I ask (pray to God) that he will strengthen you in your inner selves from the riches of his glory through the Spirit.  I that Christ will live in your hearts through faith.  …I ask that you’ll have the power to grasp love’s width and length, height and depth… I ask that you’ll know the love of Christ that is beyond knowledge so that you will be filled entirely with the fullness of God”
                                                                                    (Ephesians 3:16-19 CEB)

May it be so.


Mid-Week Update from Pastor Carol Myers

Dear Friends,

We have been focused on the work of the Holy Spirit this summer. Guess what? The Holy Spirit has shown up – and in a big way! The word inspiration literally means Spirit-breathed. The people who have shared in worship how God is at work in their lives have been inspired by the Spirit and have inspired us all. (If you didn’t get a chance to see the delightful DVD that Mitch and Holly Meyer and their children made, let me know. Everyone in worship was smiling broadly by the end!) The Holy Spirit has shown up in the inspiration of one of our members who asked if more FUMC knit shirts could be ordered because “we need to be wearing our church shirts as we deliver Meals on Wheels and at the community meal and our other ministries in the community.” What a great idea! The Holy Spirit has also nudged another member of our church to explore the possibility of weekly prayer meetings. (Wow – what will that look like?) The Holy Spirit caught me off-guard by moving us to a blended service on Sundays during the month of August and Labor Day weekend. The Holy Spirit sometimes works like that!
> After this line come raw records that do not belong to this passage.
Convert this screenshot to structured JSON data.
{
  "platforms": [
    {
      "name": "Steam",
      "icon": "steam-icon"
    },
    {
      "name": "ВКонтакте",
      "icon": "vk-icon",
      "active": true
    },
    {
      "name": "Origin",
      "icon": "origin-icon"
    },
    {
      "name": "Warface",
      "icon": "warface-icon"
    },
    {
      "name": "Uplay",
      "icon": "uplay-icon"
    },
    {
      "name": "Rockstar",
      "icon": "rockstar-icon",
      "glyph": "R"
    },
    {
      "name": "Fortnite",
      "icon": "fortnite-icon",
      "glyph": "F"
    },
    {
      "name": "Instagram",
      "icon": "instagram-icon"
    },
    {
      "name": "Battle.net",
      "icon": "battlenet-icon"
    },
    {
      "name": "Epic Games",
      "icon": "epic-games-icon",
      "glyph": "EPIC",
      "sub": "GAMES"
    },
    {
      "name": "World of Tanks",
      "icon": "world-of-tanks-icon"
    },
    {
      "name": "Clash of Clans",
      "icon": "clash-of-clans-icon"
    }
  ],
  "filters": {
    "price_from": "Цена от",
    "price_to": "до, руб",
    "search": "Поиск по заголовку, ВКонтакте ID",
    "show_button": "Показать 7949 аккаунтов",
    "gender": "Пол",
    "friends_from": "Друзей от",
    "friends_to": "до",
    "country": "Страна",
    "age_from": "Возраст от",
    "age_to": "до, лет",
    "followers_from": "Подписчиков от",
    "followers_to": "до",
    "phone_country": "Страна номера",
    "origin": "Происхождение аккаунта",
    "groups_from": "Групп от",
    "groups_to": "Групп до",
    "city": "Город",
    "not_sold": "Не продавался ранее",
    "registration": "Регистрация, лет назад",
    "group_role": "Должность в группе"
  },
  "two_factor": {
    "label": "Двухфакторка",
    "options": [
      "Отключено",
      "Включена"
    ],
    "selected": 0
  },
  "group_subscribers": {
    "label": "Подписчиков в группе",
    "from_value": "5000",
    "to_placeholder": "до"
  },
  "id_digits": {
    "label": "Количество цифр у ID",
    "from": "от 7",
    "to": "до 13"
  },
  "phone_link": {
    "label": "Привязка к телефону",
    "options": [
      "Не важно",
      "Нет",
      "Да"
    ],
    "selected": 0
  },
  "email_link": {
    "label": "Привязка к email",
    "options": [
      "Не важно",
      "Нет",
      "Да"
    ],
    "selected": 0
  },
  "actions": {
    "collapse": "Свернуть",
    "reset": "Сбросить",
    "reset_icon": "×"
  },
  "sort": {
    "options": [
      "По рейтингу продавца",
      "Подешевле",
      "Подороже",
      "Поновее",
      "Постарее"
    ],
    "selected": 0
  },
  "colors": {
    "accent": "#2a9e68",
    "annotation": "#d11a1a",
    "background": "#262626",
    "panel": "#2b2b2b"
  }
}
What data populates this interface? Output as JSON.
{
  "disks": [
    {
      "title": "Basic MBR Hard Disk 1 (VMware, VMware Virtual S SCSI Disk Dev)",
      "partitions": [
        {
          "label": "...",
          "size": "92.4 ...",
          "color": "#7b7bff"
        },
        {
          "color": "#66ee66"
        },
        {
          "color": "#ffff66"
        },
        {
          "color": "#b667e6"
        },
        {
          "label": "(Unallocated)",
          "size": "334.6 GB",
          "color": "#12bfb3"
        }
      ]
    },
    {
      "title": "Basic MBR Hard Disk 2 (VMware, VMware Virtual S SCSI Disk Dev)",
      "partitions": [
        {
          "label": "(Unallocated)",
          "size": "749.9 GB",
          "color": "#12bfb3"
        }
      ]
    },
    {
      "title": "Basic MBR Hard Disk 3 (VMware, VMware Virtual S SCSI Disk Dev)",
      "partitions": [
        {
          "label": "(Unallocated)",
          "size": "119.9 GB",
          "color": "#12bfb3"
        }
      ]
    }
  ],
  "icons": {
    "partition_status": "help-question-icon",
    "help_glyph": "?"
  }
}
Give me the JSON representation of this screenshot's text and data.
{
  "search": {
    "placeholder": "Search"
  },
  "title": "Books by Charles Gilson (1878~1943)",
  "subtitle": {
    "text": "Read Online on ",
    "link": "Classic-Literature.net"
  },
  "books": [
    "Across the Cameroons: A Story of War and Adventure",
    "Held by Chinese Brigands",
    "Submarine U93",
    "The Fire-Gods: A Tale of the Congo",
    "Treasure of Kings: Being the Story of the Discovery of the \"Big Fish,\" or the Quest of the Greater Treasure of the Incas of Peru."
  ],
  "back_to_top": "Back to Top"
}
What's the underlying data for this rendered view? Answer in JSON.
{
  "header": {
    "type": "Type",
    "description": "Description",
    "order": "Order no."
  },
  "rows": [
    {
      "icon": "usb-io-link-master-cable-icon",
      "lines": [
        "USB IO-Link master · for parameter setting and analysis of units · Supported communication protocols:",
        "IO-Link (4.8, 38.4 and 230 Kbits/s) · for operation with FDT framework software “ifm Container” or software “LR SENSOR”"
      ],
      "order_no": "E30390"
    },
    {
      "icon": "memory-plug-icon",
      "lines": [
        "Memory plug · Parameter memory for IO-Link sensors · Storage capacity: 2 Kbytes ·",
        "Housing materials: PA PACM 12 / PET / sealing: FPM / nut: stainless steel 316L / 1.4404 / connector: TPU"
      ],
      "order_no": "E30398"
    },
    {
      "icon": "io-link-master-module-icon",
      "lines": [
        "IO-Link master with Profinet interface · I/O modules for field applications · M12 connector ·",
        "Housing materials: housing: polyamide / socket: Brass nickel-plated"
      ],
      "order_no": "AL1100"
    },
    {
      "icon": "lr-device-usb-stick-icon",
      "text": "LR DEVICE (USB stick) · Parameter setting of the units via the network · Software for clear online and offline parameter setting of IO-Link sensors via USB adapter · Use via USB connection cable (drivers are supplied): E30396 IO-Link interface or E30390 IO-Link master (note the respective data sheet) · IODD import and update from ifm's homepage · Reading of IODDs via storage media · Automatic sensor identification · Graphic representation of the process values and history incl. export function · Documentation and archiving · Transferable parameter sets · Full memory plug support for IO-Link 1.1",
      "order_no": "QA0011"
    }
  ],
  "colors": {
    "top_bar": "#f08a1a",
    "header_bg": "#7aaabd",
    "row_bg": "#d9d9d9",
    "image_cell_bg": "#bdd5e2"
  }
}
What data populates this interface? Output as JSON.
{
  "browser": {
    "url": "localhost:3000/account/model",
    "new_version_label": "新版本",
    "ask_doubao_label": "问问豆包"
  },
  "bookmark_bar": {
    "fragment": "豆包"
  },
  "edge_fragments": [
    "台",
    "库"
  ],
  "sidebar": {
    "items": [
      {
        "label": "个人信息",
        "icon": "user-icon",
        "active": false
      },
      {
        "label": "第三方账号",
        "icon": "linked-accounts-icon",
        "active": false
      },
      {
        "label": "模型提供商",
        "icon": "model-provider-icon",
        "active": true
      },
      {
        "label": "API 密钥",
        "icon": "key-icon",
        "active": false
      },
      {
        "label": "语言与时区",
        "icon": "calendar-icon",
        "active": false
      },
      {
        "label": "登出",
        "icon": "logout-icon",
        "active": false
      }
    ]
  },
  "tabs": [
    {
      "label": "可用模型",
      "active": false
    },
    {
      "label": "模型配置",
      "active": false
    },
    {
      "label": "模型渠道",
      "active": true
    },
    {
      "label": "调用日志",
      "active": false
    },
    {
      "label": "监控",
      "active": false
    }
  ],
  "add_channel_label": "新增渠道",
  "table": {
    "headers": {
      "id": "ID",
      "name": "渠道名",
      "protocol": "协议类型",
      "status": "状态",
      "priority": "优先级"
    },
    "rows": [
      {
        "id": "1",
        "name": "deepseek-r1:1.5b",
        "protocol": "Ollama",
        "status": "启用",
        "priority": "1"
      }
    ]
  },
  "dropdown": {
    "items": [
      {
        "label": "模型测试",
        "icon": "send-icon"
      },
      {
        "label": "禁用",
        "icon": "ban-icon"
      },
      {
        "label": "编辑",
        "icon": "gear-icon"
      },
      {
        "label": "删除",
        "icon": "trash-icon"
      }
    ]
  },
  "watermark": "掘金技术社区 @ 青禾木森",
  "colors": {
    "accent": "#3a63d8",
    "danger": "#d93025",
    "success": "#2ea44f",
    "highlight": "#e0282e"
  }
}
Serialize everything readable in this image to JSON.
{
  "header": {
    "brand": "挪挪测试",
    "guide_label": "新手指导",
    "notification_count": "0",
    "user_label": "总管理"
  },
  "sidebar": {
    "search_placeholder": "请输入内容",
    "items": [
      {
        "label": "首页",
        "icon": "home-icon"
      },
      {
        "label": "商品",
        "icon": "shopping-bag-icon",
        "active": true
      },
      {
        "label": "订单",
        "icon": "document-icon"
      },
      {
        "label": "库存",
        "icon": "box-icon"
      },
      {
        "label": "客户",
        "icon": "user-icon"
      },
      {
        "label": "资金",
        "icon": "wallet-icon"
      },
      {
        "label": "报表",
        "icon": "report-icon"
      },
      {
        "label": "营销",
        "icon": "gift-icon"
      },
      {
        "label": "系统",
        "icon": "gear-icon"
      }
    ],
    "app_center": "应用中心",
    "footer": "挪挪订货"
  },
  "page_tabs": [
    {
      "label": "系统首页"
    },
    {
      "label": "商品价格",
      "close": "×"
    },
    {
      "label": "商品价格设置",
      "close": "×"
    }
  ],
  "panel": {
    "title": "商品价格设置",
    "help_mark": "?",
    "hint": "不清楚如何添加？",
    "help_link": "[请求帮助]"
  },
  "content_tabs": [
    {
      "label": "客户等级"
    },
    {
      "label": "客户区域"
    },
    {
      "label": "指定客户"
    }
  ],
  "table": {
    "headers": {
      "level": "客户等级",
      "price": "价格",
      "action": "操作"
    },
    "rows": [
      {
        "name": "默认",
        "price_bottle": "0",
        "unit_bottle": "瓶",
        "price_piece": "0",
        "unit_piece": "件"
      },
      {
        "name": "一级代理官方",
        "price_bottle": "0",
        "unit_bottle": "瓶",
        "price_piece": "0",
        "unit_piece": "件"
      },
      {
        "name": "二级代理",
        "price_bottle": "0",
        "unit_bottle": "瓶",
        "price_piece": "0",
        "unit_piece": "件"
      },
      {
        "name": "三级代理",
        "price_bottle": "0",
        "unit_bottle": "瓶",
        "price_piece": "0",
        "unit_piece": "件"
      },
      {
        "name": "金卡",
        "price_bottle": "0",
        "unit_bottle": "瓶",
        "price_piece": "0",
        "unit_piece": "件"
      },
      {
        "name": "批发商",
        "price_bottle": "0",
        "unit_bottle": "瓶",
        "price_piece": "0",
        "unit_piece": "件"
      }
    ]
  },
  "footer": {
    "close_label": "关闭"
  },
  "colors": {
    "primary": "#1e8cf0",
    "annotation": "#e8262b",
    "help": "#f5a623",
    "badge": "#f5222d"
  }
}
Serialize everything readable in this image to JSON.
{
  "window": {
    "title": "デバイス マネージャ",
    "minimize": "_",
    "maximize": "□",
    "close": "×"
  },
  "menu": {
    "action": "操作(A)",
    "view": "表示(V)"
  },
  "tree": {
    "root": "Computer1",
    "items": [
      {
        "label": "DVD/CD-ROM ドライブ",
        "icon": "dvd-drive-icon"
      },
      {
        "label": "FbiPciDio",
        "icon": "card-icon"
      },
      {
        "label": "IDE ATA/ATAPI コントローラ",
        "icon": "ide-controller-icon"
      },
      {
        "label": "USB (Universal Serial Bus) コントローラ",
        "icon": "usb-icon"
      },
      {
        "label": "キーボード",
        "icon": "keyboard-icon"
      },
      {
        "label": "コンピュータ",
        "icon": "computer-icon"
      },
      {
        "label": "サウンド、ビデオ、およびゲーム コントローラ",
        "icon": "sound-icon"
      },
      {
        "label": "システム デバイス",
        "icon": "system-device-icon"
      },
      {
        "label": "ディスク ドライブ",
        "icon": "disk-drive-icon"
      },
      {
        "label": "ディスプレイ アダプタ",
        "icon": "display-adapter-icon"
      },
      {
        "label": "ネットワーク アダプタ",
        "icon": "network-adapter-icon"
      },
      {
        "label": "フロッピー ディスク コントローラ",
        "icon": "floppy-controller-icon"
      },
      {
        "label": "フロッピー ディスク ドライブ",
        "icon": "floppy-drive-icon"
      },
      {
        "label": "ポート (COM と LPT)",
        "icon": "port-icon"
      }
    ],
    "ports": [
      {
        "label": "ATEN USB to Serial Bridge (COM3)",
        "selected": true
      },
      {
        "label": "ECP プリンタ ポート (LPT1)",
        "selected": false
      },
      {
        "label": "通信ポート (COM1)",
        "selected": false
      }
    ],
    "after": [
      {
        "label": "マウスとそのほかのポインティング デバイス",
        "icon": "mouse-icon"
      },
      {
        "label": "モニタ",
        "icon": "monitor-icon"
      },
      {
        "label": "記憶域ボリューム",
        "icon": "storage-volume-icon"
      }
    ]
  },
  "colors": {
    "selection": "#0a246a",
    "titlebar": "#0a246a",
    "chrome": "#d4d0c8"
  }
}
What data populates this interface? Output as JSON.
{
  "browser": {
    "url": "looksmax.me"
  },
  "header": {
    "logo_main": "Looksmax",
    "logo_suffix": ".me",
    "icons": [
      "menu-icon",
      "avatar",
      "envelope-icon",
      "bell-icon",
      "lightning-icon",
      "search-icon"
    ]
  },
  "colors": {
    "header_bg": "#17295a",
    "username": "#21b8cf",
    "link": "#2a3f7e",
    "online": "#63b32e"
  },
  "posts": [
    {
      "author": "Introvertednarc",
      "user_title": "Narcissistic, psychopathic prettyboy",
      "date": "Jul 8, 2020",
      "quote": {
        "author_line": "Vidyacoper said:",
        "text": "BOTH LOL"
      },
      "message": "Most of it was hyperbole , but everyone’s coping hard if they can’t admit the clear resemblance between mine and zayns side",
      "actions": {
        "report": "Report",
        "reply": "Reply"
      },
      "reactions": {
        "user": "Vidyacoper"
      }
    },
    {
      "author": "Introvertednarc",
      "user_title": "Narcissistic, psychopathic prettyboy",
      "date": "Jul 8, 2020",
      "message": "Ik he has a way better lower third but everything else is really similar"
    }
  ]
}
That means that there will be no 11:00 a.m. service on Sundays from August 2 through September 6. The second service will resume on September 13. We will have our regular Saturday night service at 5:30 p.m., our regular Wednesday chapel service at 5:30 p.m., and one service at 9:00 a.m. on those Sundays.

What can you expect? You can expect a variety of song-styles, from traditional to contemporary. In many ways, it will be a more simplified traditional service that incorporates elements of the 11:00 service. One of the most meaningful parts of the 11:00 service is the lighting of prayer candles and the celebration of Holy Communion around the altar. Prayer candles and Holy Communion will be available at the blended service, but they will be optional. This means that during a praise song toward the end of the service, you can either head to the Garden Room for refreshments, or you can stay to celebrate Holy Communion. The choice is yours. Either way, you will leave knowing that you have experienced God in meaningful ways.

Our wonderful staff has been instrumental in the planning of the blended service. As we talked there was Holy Spirit enthusiasm for this Great Experiment! (The word enthusiasm literally means Spirit-filled!) This is an exciting opportunity to see your friends who typically attend a different service. This also gives faithful Jane and Francis a much-needed breather. Most of all, we are following the movement of the Spirit, breathing fresh air into our summer worship services and strangely warming our Wesleyan hearts.

Won’t it be exciting to see what the Holy Spirit is going to do next?

On the journey with you,
Carol